source: Thyroid: Official Journal of the American Thyroid Association
Giesecke P, Rosenqvist M, Frykman V, Friberg L, Wallin G, Höijer J, Lönn S, Törring O
Previous research has suggested an increased risk of death and cardiovascular disease in patients treated for hyperthyroidism. However, studies on this subject are heterogeneous, often based on old data, or have not considered the impact that treatment for hyperthyroidism might have on cardiovascular risk. It is also unclear whether long-term prognosis differs between Graves’ disease and toxic nodular goiter. The aim of this study was to use a very large cohort built on recent data to assess whether improvements in cardiovascular care might have changed the prognosis over time. The study also investigated the impact of different etiologies of hyperthyroidism.
This was an observational register study for the period 1976-2012, with subjects followed for a median period of 18.4 years.
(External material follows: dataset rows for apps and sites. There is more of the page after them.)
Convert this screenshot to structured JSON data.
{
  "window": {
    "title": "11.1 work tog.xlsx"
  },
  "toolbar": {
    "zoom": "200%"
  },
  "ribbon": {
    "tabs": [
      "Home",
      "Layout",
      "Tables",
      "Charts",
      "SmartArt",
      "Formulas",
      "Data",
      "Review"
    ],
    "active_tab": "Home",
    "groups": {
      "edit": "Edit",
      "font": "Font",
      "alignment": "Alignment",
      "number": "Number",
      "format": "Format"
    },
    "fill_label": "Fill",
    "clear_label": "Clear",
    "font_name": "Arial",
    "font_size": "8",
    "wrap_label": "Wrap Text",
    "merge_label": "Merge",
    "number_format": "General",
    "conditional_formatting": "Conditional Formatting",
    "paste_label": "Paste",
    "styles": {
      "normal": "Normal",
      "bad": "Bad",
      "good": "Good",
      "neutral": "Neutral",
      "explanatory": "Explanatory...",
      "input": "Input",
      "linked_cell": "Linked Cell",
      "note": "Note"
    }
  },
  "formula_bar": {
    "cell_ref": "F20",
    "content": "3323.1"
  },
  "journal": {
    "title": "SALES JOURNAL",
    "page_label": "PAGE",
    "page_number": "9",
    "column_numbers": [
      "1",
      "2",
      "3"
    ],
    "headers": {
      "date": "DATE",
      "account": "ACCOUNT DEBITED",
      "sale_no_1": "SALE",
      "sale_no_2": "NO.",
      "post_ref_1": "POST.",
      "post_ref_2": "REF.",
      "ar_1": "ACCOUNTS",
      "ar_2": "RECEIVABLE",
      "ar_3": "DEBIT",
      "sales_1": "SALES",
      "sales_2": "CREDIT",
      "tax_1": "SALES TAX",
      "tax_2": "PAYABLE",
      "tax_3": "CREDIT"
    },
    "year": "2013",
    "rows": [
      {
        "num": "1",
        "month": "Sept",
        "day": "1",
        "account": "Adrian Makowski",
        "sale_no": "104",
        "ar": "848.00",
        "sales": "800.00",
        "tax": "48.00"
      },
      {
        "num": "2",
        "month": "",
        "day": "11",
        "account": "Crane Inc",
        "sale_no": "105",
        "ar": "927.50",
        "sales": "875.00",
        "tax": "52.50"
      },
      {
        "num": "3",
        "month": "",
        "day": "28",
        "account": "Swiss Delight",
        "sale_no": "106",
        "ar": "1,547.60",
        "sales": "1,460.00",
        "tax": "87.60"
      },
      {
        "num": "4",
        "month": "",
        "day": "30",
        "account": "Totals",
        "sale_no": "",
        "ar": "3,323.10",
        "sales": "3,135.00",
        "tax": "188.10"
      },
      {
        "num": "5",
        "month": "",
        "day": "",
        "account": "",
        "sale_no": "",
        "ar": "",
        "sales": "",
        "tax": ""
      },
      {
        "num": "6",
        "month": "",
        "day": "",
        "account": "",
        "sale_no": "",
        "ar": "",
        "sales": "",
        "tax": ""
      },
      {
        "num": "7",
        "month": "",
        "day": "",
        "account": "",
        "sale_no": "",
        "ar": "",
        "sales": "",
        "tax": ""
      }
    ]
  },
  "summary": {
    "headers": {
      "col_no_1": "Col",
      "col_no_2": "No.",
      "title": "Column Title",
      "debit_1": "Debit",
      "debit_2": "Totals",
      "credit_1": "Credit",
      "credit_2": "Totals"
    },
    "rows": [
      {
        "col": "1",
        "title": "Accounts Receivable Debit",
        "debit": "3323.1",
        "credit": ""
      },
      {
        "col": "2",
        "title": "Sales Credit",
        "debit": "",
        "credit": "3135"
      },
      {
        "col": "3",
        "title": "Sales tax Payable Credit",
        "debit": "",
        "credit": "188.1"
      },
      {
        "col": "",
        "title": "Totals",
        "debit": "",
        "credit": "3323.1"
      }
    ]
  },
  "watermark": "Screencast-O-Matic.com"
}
Study patients were Stockholm residents treated for Graves’ disease or toxic nodular goiter with either radioactive iodine or surgery (N = 12,239). This group was compared to Stockholm residents treated for nontoxic goiter (N = 3685), with adjustments made for age, sex, comorbidities, and time of treatment. Comparisons were also made to the general population of Stockholm. Outcomes were assessed in terms of all-cause and cardiovascular mortality as well as cardiovascular morbidity.
The hazard ratios (HR) for all-cause mortality and for cardiovascular mortality were 1.27 [confidence interval (CI) 1.20-1.35] and 1.29 [CI 1.17-1.42], respectively, for hyperthyroid patients compared to those with nontoxic goiter. For cardiovascular morbidity, the HR was 1.12 [CI 1.06-1.18]. Patients aged ≥45 years who were treated for toxic nodular goiter were generally at greater risk than others, and those included from the year 1990 and onwards were at greater risk than those included earlier. Increased all-cause mortality, as well as cardiovascular mortality and morbidity, were also seen in comparisons with the general population.
This is the first large study to indicate that the long-term risk of death and cardiovascular disease in hyperthyroid subjects is due to the hyperthyroidism itself and not an effect of confounding introduced by its treatment. Much of the excess risk is confined to individuals treated for toxic nodular goiter. Despite advances in cardiovascular care during recent decades, hyperthyroidism is still a diagnosis associated with increased cardiovascular morbidity and mortality.
Karolinska Institutet, Sweden; Örebro University, Sweden